6 Epiphany, Year B
The Rev. R. Bingham Powell
1 Corinthians 9:24-27
Do you not know that in a race the runners all compete, but only one receives the prize? Run in such a way that you may win it. Run in such a way that you may win it. Athletes exercise self-control in all things; they do it to receive a perishable wreath, but we an imperishable one. (1 Corinthians 9:24-25)
I have to confess that until this past fall - when I actually trained for a race for the first time in my life - this passage from Paul that we heard this morning did not resonate much for me. But sometime about six or seven weeks into my regiment of waking up between five and six a.m. for my morning runs, I started thinking about this passage. As I ran, I remembered it and for the first time in my life, it suddenly began to make sense to me: not intellectually, but viscerally, instinctually, intuitively. In this passage, Paul is making a connection between the life of an athlete and the training necessary for a spiritual life. Simply wishing that I had a deep spiritual life was just as helpful as wishing that I could run: it hadn’t gotten me anywhere. To strengthen my heart and muscles to run my first 5k, I had to take up a deliberate training program and commit to it. To strengthen my spiritual life, I had to take up deliberate practices of faith – like starting a routine of regular prayer.
Athletes are not the only ones who know that it takes a lot of training to achieve one’s goals. Musicians train just as hard for their art through hours upon hours of practice year after year. Visual artists do the same, practicing basics like lines and circles over and over again. Academics train their minds through years of study, research, teaching, and writing. There are certainly many more examples we could think of. What all of these folks know is that any goal worth reaching requires training, and that training requires discipline.

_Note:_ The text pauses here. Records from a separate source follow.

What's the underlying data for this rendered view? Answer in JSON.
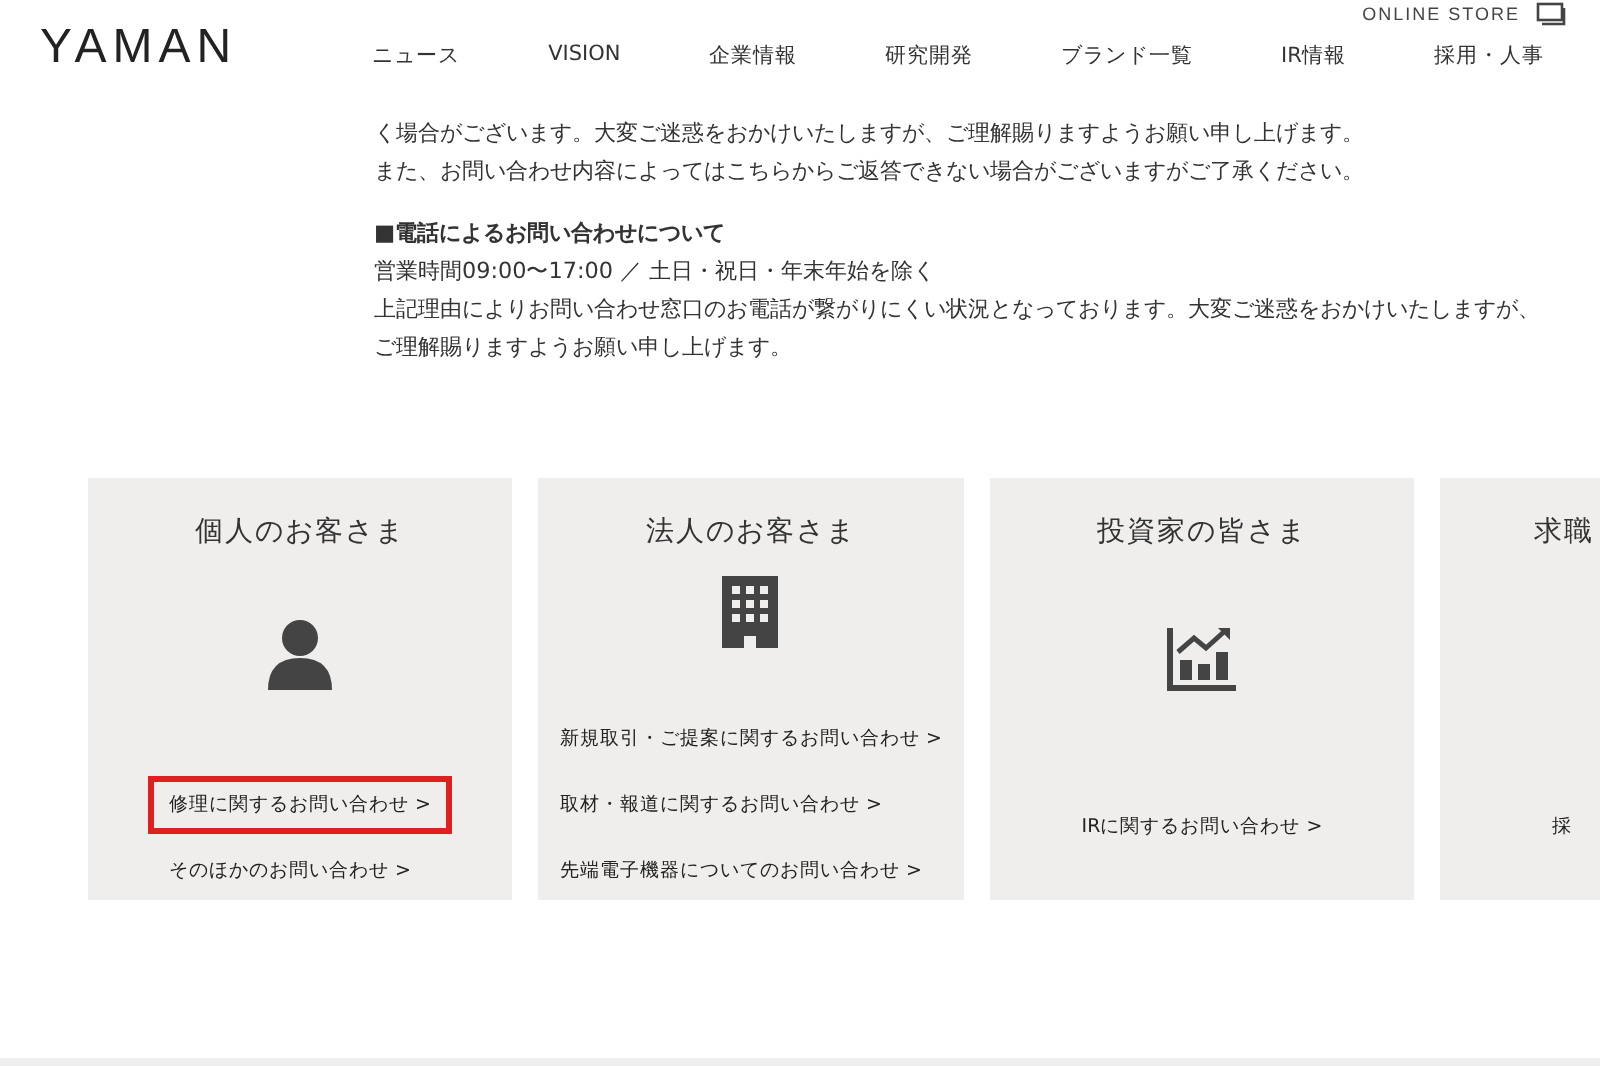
{
  "header": {
    "logo": "YAMAN",
    "online_store": "ONLINE STORE",
    "nav": [
      "ニュース",
      "VISION",
      "企業情報",
      "研究開発",
      "ブランド一覧",
      "IR情報",
      "採用・人事"
    ]
  },
  "notice": {
    "lines": [
      "く場合がございます。大変ご迷惑をおかけいたしますが、ご理解賜りますようお願い申し上げます。",
      "また、お問い合わせ内容によってはこちらからご返答できない場合がございますがご了承ください。"
    ],
    "phone_heading": "■電話によるお問い合わせについて",
    "phone_lines": [
      "営業時間09:00〜17:00 ／ 土日・祝日・年末年始を除く",
      "上記理由によりお問い合わせ窓口のお電話が繋がりにくい状況となっております。大変ご迷惑をおかけいたしますが、",
      "ご理解賜りますようお願い申し上げます。"
    ]
  },
  "cards": [
    {
      "title": "個人のお客さま",
      "links": [
        {
          "text": "修理に関するお問い合わせ >",
          "highlighted": true
        },
        {
          "text": "そのほかのお問い合わせ >",
          "highlighted": false
        }
      ]
    },
    {
      "title": "法人のお客さま",
      "links": [
        {
          "text": "新規取引・ご提案に関するお問い合わせ >",
          "highlighted": false
        },
        {
          "text": "取材・報道に関するお問い合わせ >",
          "highlighted": false
        },
        {
          "text": "先端電子機器についてのお問い合わせ >",
          "highlighted": false
        }
      ]
    },
    {
      "title": "投資家の皆さま",
      "links": [
        {
          "text": "IRに関するお問い合わせ >",
          "highlighted": false
        }
      ]
    },
    {
      "title": "求職",
      "links": [
        {
          "text": "採",
          "highlighted": false
        }
      ]
    }
  ]
}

In a few weeks, we will begin Lent. For over a thousand years, Lent has been considered the perfect time to do some spiritual training. Lent is a clear, defined period of time to try out a new practice, to take on a practice of giving some things up or taking some things on, in order to train our souls, to build our spiritual endurance. We give things up during Lent to open up space for God to enter; we take things on to invite God in. Whether it’s abstaining from our favorite foods, giving up TV or Facebook, engaging in a daily routine of prayer, reading Scripture or a book on faith or theology, or whatever else it might be, these practices, when done intentionally to strengthen our spiritual lives, can help us grow in our faith.
As with all metaphors, the racing metaphor can be taken too far. As Paul mentions, in a race, there can only be one winner. If we do not win, does that not suggest that we have failed? Personally, I do not race to win; I just want to give a respectable showing. I would rather not be last, though the first will be last and the last will be first, right? How does that famous line of Jesus’ relate to this winning metaphor of Paul’s? If we take this racing/winning metaphor too far, we might even think that salvation is only for one - or perhaps just a few - when e
verything else we know from Paul and the rest of Scripture is that this is simply not the case: Salvation is at least for the many, if not for all. And we might also think that salvation is something we earn, while our Collect today reminds us that everything good we do is only accomplished by God’s grace, and God’s grace alone.
The other danger with a racing metaphor is that racing is mostly an individual event, and although there are individual components to our faith, the Christian faith is very much something done in community. After all, Paul’s greatest metaphor for faith is the Body of Christ. It really makes me wonder what Paul could have done if they had had team sports like today. The better athletic metaphor that still draws upon training and disciple, yet also picks up on the communal elements of the Body of Christ, might be a basketball, football, baseball, soccer, softball, or lacrosse team. Or to go out of athletics, the discipline of training that a musician engages in, and the beauty of the symphony when all of the strings, winds, brass, and percussion sections make music together.
Or perhaps racing is good enough here in Tracktown, USA, and we can picture it as a relay race, with each team member passing the baton to each other. We, as members of the Body of Christ, pass the baton to one another as we run this race through life in faith together. This afternoon, we will spend some time together as a parish at the Annual Meeting, talking about our training plan for the coming year – what we need to do in the year ahead to keep our ministry in motion. We as members of St. Mary’s do not run the race of our faith alone, we run it together, passing the baton along to one another. Sometimes that means that we all end up going a little slower because a member of our team is a little slower, and sometimes the faster members of the team encourage the rest of us to go a bit faster. But we run the race together, we finish the race together, and we receive the imperishable wreath together.
The track picture is used by permission. Image: xedos4 / FreeDigitalPhotos.net